Originally appeared at The Edge of the Forest, Issue 10, December 2006.
Named one of my Best Books of 2006.
Cathy's Book: If Found Call (650) 266-8233 by Sean Stewart and Jordan Weisman. Copy supplied by Running Press Publishers.
First things first: you may have heard about Cathy's Book pre-publication because of product placement. The makeup that gets mentioned, though, is barely noticeable—other books mention many more brand names than get mentioned here. If I didn't know about the controversy, I wouldn’t have even noticed.
Second things second: Cathy's Book advertises itself as an "original interactive teen book." Does it deliver? Absolutely: it's a believable teenage girl's diary; it's a fast paced adventure; and it's a lot of fun. The packaging (more on that below) easily could have been a gimmick—instead, it works to create a full, realistic story.
Hold Cathy's Book in your hands, and it looks like a sketchbook.

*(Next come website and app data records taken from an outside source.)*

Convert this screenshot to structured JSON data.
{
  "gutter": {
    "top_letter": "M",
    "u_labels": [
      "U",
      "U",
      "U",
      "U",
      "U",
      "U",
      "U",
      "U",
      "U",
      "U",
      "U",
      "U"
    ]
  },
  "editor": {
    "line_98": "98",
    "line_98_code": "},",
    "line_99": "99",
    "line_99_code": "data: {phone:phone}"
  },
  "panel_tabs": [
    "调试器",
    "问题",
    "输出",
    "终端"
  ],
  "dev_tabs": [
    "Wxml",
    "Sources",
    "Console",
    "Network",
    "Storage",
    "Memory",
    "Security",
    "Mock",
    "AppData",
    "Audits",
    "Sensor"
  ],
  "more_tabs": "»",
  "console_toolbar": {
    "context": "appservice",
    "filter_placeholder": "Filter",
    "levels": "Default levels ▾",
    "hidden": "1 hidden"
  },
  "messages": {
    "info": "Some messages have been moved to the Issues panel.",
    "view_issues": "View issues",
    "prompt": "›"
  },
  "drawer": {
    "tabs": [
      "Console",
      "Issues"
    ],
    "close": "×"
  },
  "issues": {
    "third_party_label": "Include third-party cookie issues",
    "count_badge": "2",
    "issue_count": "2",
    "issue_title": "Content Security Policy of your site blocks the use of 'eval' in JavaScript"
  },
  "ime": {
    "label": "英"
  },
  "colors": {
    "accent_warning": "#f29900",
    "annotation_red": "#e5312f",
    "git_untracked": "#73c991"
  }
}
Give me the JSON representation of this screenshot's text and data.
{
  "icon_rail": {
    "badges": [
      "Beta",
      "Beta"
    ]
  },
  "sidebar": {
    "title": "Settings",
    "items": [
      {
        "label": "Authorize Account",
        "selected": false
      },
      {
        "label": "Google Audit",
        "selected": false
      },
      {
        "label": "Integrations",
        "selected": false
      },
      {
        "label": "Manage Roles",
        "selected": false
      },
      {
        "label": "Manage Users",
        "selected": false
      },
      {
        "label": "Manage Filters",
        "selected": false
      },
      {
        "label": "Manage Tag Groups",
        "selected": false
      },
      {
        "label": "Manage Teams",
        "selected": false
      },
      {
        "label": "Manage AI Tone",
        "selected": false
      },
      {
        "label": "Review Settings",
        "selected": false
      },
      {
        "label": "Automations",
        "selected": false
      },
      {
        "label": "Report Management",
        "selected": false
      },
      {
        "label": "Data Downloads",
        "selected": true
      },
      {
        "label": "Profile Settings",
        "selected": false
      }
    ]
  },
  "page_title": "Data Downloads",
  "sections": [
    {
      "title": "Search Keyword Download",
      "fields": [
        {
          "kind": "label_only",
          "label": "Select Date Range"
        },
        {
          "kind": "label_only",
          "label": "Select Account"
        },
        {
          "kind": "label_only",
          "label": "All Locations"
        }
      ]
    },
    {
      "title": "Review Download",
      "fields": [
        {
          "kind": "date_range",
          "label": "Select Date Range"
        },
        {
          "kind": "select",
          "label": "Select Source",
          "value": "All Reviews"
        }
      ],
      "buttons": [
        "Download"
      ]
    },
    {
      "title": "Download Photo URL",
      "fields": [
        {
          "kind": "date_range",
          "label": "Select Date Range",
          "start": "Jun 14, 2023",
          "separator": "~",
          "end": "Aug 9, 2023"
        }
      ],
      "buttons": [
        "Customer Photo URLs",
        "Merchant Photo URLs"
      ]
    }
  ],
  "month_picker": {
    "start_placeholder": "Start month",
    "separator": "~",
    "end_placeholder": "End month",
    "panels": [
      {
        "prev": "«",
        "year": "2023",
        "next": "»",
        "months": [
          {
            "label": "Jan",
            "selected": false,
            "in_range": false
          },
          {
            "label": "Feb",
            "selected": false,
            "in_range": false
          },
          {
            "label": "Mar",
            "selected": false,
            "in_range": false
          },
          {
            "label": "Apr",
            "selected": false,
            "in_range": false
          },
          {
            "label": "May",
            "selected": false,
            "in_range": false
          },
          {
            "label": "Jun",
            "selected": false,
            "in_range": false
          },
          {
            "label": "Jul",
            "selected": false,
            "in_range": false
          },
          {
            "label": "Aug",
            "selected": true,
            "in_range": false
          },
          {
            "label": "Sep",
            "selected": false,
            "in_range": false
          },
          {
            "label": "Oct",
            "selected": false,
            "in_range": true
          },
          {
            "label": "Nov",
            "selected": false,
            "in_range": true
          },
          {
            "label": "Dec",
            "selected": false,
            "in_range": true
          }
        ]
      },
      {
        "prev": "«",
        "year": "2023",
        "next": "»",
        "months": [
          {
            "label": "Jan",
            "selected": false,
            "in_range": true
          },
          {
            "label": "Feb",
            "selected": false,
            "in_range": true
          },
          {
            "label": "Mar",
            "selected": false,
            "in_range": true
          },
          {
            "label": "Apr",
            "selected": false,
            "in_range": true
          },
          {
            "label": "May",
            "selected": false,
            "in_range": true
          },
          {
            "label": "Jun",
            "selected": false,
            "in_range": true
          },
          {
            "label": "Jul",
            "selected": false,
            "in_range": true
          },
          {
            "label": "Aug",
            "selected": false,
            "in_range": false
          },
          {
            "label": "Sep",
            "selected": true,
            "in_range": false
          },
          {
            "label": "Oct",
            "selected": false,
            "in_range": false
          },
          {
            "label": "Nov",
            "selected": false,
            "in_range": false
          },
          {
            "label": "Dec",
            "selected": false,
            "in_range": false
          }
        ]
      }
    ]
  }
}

Open it up and there is a clear envelope of "proof" on the left-hand side and the sketchbook on the right. Do I read the book, which is full of doodles and sketches? Do I open the envelope and see what's inside? There are phone numbers and websites—what about those?
Let's start with the book. It begins on January 30, and ends February 9th. Victor has broken up with Cathy, and she wants to know why. She's the type of girl who wants an answer, so she goes to Victor's house. And it's not really breaking in if the door is unlocked, right? What she finds leads her to a much bigger mystery than why Victor dumped her. If the book existed just as the book—a smart, funny Veronica Mars/ Buffyesque teenage girl stubbornly solves a mystery—it would be a simple fun read.
But the book doesn't stop with the text. And this ups the enjoyment. Remember that envelope? Remember all those phone numbers and websites? Your pick what to explore first; and just how much, and how deep, you want to go.
The envelope is full of the items Cathy picks up as she investigates first Victor and then a murder: photos, newspaper clippings, a birth certificate, a menu. The book isn't annotated. In no place does it say "stop now and look at the matching item." That's left to the reader. Interactive, remember? The book isn't dictating the story. I felt like Cathy as I poured over the "proof," noting things she didn't.
The phone numbers and websites give more opportunities to become Cathy, and one of the websites, www.doubletalkwireless.com, contains full color copies of everything in the evidence bag, plus other things Cathy has discovered. (So all you librarians who are worried about the items surviving check out, have the website and password* handy; the proof will always exist virtually.)
I've long wondered when authors would take real advantage of the Internet for storytelling. Not just the internet, but modern computers for publishing allow the cool envelope of stuff to be included with the book. There's been more and more use of the Internet recently, with playlists and character blogs. But Cathy's Book takes it to a new level, and I'm a bit annoyed that the whole product placement thing has stopped a conversation on the fascinating way this story is told. The reader becomes part of the story, because of the items and because of the Internet sites and phone numbers. These are not just "extra" items—they give additional information and depth and also allow the reader to discover things Cathy hasn't. At the same time, the story works regardless of how little, or how much, the reader wishes to explore. It's no surprise, then, that one of the authors, Jordan Weisman, is a video game developer. Many modern computer games are not just "games," they also tell stories that must work regardless of the player's choices.